> _WHAT THE TASK REQUIRES_:
Your response should reproduce every line of the entries that contains the word "hair".

> _DATA_:
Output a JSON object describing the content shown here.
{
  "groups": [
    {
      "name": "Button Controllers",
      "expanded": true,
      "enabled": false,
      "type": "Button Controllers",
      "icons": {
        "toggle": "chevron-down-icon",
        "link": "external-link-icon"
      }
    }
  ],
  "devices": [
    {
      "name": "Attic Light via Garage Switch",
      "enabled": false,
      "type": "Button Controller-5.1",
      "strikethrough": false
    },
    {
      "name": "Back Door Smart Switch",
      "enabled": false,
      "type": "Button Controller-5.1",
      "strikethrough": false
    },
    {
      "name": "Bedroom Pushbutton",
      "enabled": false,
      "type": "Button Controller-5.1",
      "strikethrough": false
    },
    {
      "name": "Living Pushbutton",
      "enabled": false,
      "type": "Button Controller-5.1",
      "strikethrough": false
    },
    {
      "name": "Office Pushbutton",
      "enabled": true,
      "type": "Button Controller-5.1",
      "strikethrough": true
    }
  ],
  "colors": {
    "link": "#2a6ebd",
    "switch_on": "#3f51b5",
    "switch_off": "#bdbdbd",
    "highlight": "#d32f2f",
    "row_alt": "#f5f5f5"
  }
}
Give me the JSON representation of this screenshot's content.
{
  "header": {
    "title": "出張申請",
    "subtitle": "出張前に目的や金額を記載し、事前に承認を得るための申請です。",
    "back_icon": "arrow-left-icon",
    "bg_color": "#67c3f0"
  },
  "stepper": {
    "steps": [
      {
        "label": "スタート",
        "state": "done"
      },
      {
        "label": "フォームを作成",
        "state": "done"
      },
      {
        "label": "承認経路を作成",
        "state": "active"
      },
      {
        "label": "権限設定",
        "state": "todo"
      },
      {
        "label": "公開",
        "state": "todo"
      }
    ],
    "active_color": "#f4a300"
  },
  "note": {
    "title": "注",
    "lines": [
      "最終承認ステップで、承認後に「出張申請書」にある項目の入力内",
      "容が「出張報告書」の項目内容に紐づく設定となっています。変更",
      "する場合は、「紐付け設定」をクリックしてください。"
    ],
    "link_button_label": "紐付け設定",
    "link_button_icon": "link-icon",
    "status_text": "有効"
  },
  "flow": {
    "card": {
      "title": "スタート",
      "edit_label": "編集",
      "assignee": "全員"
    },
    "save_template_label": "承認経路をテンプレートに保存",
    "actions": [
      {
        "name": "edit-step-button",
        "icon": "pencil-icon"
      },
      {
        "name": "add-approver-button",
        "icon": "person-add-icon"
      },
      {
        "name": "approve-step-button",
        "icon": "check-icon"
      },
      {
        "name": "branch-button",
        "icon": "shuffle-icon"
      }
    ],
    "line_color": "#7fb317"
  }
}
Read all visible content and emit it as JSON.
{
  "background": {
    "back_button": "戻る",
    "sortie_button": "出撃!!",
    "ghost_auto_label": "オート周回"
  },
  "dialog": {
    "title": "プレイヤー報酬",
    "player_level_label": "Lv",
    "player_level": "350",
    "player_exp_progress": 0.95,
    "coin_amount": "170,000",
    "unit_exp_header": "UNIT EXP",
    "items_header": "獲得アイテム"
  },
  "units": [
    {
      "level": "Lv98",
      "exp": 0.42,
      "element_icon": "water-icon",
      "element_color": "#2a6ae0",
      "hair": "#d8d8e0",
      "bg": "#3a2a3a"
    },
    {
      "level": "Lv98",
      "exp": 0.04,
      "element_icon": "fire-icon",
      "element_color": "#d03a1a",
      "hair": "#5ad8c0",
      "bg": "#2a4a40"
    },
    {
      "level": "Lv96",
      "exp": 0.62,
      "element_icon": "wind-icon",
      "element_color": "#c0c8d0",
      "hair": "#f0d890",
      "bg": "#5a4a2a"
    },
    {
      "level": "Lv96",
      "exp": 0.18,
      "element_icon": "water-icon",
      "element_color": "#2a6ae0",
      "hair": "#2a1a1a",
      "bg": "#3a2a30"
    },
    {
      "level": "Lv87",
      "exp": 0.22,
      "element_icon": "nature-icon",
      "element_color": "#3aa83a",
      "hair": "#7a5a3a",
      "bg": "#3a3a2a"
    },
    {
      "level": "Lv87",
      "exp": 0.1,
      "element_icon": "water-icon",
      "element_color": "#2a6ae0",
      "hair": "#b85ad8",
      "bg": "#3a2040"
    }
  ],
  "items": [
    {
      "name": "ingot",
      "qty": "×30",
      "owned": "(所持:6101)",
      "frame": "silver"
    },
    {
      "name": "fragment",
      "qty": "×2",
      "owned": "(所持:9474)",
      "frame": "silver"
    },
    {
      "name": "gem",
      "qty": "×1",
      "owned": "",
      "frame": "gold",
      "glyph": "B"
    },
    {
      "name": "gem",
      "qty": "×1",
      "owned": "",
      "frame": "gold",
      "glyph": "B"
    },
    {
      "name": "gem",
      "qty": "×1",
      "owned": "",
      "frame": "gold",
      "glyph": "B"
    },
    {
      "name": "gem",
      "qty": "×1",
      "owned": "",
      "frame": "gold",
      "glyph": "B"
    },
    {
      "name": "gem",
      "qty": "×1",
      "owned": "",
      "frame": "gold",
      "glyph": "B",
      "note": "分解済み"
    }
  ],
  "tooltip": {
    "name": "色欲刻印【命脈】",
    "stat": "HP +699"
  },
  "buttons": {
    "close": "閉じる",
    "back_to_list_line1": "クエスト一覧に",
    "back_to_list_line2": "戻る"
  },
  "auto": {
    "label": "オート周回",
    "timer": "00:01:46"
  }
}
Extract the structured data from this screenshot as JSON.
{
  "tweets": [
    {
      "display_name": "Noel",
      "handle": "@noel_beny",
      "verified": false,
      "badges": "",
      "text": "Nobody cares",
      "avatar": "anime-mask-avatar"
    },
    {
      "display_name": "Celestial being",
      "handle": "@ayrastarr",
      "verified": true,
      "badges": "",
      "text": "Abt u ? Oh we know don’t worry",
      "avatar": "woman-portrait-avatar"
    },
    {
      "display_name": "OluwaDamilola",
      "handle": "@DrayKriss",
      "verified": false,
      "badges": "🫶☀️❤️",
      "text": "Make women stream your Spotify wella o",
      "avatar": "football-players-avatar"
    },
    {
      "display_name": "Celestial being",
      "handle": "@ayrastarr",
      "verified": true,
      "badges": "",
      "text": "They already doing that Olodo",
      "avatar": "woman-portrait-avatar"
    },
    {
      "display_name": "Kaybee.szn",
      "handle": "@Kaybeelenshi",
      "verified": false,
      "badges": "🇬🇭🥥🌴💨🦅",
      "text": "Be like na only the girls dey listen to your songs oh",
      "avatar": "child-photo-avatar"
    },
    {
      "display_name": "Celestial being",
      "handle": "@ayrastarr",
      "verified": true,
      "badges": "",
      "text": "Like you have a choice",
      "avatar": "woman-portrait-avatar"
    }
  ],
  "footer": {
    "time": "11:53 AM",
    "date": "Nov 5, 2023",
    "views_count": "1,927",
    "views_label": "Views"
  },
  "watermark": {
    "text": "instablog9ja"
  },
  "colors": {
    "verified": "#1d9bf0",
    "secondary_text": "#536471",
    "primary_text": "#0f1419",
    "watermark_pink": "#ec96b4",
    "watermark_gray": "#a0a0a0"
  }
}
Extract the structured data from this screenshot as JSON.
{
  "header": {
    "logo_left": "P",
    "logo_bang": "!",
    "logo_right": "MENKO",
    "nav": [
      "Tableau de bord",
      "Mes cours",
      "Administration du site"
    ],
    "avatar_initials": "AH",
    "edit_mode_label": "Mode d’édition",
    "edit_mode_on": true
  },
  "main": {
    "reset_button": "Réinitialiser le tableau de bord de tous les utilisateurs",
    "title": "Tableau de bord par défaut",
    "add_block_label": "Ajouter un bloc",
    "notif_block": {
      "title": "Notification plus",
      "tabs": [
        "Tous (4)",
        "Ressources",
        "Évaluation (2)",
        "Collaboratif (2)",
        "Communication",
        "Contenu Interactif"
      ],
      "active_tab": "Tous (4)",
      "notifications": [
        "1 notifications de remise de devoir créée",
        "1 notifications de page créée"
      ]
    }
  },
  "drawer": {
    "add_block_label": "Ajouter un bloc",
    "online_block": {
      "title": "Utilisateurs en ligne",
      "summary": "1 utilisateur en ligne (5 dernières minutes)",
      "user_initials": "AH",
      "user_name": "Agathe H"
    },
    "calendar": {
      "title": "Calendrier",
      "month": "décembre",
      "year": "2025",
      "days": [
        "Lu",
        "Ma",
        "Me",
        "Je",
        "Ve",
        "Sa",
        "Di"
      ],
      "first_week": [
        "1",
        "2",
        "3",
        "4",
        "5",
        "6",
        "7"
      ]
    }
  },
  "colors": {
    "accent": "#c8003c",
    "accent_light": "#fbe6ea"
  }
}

> _OUTPUT FOR THIS EXERCISE_:
      "hair": "#d8d8e0",
      "hair": "#5ad8c0",
      "hair": "#f0d890",
      "hair": "#2a1a1a",
      "hair": "#7a5a3a",
      "hair": "#b85ad8",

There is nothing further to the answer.